**RECORDS PROVIDED**
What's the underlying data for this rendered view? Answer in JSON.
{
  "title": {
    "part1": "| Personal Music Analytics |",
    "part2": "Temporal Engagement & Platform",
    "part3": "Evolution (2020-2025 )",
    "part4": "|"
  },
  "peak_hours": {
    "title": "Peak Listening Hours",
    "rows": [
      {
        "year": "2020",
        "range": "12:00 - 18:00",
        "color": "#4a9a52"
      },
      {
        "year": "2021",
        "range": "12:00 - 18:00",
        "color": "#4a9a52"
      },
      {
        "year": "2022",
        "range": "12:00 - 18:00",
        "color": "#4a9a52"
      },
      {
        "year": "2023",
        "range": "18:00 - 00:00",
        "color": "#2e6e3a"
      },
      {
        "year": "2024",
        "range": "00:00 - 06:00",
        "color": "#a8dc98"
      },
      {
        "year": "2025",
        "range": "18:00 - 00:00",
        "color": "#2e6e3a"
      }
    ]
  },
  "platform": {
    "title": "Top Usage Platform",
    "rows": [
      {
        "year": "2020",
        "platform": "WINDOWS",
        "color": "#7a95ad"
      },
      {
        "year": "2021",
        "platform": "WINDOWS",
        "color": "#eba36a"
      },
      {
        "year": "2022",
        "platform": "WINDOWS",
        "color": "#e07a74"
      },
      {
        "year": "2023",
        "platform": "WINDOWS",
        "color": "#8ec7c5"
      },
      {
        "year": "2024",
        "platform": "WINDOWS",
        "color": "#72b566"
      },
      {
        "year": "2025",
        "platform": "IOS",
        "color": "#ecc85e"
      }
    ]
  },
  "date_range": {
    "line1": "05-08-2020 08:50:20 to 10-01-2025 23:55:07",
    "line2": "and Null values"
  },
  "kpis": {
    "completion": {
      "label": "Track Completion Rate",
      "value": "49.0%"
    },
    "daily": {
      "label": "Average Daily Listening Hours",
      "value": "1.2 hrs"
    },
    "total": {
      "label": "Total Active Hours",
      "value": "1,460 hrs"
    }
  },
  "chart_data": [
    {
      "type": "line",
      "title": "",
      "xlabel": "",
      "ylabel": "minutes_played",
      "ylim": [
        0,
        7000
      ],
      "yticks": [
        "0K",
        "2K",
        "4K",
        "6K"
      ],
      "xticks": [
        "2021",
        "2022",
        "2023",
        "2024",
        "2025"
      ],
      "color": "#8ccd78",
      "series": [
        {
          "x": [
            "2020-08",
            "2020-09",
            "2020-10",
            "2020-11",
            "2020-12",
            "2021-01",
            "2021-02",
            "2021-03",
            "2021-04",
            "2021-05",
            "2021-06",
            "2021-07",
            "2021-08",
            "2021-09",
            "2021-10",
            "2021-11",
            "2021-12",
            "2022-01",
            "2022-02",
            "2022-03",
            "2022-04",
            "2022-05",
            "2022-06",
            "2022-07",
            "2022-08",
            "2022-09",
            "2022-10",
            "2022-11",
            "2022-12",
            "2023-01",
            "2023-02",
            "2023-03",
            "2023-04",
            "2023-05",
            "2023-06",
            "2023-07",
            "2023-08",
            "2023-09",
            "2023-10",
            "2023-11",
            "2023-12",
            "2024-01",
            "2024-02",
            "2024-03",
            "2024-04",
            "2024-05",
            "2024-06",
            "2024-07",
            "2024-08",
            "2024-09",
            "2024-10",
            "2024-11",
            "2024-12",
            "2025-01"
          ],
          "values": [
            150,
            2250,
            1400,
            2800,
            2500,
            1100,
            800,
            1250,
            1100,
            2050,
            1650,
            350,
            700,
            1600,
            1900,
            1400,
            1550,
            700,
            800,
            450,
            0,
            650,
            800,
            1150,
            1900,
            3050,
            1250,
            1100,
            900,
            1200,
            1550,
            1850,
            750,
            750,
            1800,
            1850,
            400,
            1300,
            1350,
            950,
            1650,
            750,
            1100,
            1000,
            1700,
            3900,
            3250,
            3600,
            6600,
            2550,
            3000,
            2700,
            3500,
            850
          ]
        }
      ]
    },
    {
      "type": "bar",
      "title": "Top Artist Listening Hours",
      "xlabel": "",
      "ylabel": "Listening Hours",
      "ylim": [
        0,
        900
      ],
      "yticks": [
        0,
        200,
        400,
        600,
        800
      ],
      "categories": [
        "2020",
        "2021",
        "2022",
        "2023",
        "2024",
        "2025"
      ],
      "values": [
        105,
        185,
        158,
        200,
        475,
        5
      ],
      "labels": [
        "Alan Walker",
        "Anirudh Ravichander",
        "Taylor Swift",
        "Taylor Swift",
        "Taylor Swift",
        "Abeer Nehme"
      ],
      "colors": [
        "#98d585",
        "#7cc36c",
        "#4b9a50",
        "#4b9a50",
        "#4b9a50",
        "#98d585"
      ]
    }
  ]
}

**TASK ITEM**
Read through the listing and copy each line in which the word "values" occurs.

**EXPECTED OUTPUT**
    "line2": "and Null values"
          "values": [
      "values": [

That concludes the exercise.